- _EXERCISE AIM_
The answer should be the records below, word for word, with every image left out.

Stored entries
::::

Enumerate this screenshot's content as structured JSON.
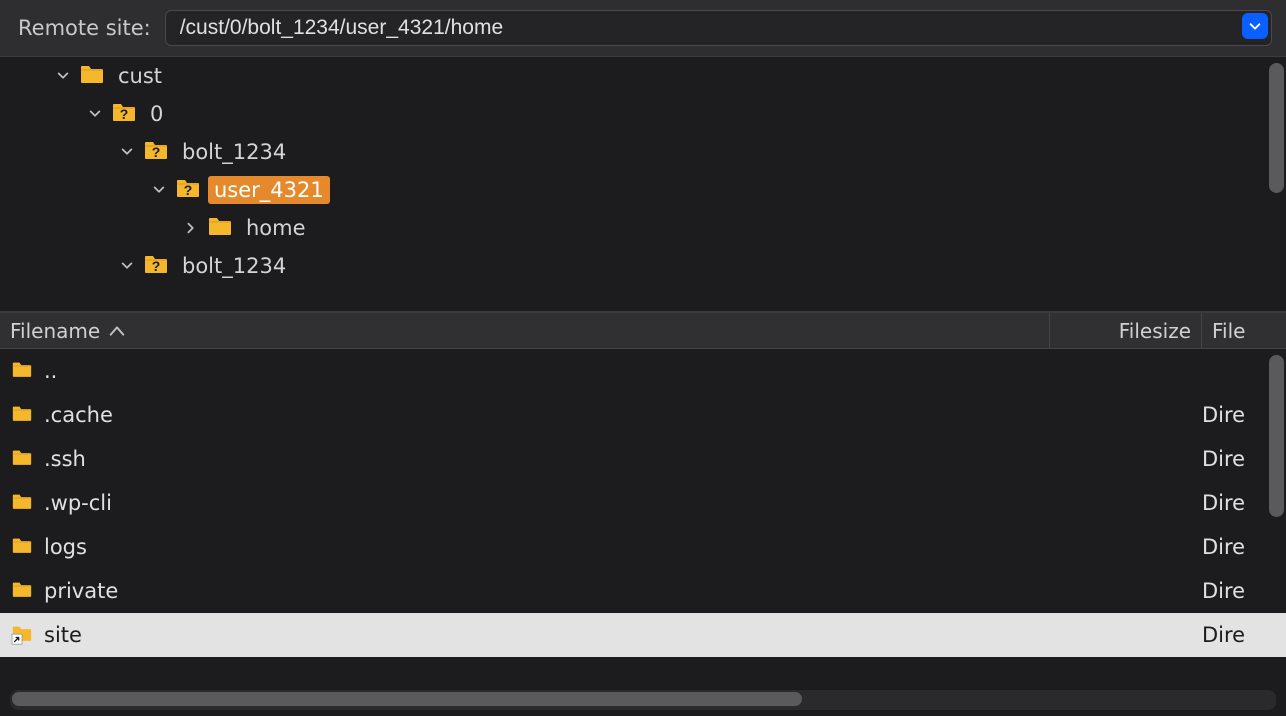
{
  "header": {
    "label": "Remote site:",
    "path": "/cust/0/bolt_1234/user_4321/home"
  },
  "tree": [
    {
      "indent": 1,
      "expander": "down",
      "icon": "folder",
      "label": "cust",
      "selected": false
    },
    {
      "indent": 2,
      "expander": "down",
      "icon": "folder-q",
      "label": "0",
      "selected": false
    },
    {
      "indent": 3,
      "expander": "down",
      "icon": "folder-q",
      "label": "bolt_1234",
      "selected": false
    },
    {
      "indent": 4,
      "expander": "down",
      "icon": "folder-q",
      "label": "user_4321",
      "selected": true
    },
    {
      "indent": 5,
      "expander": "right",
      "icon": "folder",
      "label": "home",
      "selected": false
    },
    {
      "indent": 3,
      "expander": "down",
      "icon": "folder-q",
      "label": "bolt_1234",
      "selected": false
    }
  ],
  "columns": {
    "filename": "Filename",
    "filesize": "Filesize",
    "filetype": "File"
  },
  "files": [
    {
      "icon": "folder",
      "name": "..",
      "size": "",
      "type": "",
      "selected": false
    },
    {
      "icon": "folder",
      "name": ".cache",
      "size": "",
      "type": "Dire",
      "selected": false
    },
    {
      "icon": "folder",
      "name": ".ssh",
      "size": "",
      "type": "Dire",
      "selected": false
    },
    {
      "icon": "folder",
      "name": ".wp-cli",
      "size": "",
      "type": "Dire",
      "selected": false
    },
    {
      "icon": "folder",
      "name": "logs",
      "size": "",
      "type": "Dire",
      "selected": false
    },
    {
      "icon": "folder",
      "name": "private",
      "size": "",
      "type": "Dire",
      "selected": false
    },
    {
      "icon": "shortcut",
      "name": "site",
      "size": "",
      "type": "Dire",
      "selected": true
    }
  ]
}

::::

- _RESPONSE BELOW_
Enumerate this screenshot's content as structured JSON.
{
  "header": {
    "label": "Remote site:",
    "path": "/cust/0/bolt_1234/user_4321/home"
  },
  "tree": [
    {
      "indent": 1,
      "expander": "down",
      "icon": "folder",
      "label": "cust",
      "selected": false
    },
    {
      "indent": 2,
      "expander": "down",
      "icon": "folder-q",
      "label": "0",
      "selected": false
    },
    {
      "indent": 3,
      "expander": "down",
      "icon": "folder-q",
      "label": "bolt_1234",
      "selected": false
    },
    {
      "indent": 4,
      "expander": "down",
      "icon": "folder-q",
      "label": "user_4321",
      "selected": true
    },
    {
      "indent": 5,
      "expander": "right",
      "icon": "folder",
      "label": "home",
      "selected": false
    },
    {
      "indent": 3,
      "expander": "down",
      "icon": "folder-q",
      "label": "bolt_1234",
      "selected": false
    }
  ],
  "columns": {
    "filename": "Filename",
    "filesize": "Filesize",
    "filetype": "File"
  },
  "files": [
    {
      "icon": "folder",
      "name": "..",
      "size": "",
      "type": "",
      "selected": false
    },
    {
      "icon": "folder",
      "name": ".cache",
      "size": "",
      "type": "Dire",
      "selected": false
    },
    {
      "icon": "folder",
      "name": ".ssh",
      "size": "",
      "type": "Dire",
      "selected": false
    },
    {
      "icon": "folder",
      "name": ".wp-cli",
      "size": "",
      "type": "Dire",
      "selected": false
    },
    {
      "icon": "folder",
      "name": "logs",
      "size": "",
      "type": "Dire",
      "selected": false
    },
    {
      "icon": "folder",
      "name": "private",
      "size": "",
      "type": "Dire",
      "selected": false
    },
    {
      "icon": "shortcut",
      "name": "site",
      "size": "",
      "type": "Dire",
      "selected": true
    }
  ]
}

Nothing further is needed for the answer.